[Dataset rows describing interfaces]
::::::
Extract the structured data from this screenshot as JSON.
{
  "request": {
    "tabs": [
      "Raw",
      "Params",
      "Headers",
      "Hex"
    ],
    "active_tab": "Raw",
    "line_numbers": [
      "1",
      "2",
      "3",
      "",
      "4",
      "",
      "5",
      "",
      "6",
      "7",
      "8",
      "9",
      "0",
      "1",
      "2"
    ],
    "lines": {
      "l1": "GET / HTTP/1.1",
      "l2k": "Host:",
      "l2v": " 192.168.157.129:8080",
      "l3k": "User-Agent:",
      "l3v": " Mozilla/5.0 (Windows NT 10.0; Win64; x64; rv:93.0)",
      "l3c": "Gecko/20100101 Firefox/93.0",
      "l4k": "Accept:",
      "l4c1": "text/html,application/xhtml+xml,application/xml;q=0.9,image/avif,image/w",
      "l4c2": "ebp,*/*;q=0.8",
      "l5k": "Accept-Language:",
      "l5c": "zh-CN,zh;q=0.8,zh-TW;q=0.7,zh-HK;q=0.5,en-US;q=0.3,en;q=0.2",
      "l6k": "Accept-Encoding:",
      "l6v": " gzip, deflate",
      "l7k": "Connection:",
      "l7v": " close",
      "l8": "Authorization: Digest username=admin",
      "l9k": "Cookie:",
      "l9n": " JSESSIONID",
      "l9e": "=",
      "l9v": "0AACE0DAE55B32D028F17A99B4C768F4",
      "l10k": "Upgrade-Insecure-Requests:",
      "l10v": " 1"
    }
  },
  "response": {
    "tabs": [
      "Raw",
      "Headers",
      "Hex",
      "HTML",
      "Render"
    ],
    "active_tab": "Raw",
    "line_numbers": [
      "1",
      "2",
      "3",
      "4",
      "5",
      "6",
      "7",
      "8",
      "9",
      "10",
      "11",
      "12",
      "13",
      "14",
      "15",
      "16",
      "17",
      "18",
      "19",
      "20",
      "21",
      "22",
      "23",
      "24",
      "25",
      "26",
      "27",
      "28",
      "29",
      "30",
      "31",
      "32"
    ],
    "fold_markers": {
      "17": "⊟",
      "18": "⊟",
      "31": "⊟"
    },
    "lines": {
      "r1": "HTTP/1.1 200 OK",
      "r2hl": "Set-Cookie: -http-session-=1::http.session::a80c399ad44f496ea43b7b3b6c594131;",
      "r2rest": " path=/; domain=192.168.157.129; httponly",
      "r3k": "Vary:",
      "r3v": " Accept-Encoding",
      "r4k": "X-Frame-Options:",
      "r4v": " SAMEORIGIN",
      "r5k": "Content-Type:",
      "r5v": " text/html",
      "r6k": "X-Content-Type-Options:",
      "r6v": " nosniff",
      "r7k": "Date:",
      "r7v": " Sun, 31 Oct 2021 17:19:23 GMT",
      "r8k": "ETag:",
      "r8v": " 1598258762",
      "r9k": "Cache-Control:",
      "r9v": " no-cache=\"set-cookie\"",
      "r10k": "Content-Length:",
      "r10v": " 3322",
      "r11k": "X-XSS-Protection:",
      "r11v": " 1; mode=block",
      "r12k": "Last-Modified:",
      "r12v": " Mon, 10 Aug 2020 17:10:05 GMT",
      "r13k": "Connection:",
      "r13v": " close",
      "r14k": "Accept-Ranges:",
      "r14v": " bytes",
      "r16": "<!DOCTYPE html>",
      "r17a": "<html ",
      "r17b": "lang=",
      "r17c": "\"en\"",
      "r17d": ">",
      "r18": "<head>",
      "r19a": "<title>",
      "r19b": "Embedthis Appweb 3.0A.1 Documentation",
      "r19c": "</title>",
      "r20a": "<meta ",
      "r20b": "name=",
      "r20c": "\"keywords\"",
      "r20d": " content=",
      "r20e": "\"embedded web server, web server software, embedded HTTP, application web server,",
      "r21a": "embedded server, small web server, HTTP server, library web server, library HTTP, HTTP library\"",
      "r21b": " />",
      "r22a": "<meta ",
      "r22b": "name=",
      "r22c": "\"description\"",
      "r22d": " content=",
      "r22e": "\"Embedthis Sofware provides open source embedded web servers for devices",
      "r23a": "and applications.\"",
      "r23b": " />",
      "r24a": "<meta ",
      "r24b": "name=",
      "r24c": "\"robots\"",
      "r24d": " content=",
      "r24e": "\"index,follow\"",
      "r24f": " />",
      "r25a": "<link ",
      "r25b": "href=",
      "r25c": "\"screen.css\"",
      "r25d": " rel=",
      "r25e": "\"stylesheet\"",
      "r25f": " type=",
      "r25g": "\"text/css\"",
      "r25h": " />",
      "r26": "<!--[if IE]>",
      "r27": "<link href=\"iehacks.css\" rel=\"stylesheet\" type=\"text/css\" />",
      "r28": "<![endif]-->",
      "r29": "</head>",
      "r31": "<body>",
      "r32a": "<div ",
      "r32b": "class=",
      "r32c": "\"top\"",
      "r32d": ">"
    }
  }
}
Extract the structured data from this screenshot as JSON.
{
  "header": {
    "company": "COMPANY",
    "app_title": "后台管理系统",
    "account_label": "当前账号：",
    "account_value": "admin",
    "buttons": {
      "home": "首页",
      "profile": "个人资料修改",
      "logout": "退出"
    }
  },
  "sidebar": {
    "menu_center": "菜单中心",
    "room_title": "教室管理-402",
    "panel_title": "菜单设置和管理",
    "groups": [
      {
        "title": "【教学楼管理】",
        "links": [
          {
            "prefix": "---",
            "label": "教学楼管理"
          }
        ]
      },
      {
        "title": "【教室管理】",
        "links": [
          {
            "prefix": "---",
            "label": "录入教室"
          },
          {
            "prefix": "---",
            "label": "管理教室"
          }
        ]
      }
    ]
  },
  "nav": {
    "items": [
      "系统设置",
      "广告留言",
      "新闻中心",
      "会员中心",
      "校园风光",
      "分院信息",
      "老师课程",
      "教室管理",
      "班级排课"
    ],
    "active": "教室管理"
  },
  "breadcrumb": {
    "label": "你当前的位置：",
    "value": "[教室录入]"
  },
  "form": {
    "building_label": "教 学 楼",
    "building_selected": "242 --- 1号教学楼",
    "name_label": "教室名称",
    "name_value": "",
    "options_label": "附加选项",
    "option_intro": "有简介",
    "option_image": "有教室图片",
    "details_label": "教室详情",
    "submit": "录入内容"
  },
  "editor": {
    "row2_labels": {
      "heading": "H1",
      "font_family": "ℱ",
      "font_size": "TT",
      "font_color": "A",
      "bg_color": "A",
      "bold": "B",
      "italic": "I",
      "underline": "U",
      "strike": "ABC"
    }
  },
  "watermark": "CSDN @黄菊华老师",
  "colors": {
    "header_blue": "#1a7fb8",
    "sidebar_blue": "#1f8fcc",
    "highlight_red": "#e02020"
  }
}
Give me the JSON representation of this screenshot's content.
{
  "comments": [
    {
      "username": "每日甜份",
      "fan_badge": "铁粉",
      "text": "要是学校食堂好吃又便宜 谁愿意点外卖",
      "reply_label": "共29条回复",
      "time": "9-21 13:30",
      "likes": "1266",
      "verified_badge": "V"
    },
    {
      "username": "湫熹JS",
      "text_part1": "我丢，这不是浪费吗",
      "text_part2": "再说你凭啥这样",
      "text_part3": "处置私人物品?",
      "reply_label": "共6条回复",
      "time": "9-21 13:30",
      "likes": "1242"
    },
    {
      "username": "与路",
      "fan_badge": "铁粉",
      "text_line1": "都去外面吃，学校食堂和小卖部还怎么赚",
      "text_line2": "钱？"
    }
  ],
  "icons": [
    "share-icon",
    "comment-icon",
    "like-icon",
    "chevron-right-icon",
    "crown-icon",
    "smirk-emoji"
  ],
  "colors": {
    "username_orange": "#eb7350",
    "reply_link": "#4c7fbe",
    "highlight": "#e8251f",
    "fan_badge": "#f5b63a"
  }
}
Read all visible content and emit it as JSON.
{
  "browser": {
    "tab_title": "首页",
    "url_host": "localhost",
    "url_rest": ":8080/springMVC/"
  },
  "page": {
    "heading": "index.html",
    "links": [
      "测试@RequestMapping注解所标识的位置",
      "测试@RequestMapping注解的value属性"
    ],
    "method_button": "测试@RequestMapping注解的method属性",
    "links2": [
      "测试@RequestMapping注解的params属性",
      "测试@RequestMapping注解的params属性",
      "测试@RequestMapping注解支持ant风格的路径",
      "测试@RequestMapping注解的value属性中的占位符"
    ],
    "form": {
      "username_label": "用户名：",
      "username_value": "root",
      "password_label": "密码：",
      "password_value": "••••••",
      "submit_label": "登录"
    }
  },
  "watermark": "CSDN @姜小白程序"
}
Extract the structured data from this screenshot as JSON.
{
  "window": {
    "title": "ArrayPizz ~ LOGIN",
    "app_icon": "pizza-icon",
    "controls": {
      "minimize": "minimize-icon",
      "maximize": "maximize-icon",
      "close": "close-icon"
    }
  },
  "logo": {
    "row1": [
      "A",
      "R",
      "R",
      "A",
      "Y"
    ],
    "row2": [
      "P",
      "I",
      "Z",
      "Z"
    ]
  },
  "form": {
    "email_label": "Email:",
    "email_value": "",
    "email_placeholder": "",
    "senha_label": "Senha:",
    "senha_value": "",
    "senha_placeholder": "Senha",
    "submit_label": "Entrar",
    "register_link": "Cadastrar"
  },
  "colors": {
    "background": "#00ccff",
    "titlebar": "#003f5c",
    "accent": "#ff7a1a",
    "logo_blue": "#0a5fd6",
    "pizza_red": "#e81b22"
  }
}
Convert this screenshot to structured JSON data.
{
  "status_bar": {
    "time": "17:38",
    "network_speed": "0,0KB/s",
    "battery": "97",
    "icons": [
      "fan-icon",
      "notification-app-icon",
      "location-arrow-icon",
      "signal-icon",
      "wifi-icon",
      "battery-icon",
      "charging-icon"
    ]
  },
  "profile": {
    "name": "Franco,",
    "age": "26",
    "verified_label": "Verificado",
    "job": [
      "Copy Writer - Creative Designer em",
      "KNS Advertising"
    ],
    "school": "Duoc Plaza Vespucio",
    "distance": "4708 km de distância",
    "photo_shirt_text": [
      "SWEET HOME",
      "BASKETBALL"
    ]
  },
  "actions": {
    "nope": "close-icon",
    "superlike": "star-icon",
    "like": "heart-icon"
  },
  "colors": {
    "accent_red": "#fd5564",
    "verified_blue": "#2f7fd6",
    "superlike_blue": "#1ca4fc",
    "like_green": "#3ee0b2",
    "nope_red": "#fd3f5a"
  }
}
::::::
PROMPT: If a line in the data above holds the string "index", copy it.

ANSWER TO THIS EXERCISE:
      "r24e": "\"index,follow\"",
    "heading": "index.html",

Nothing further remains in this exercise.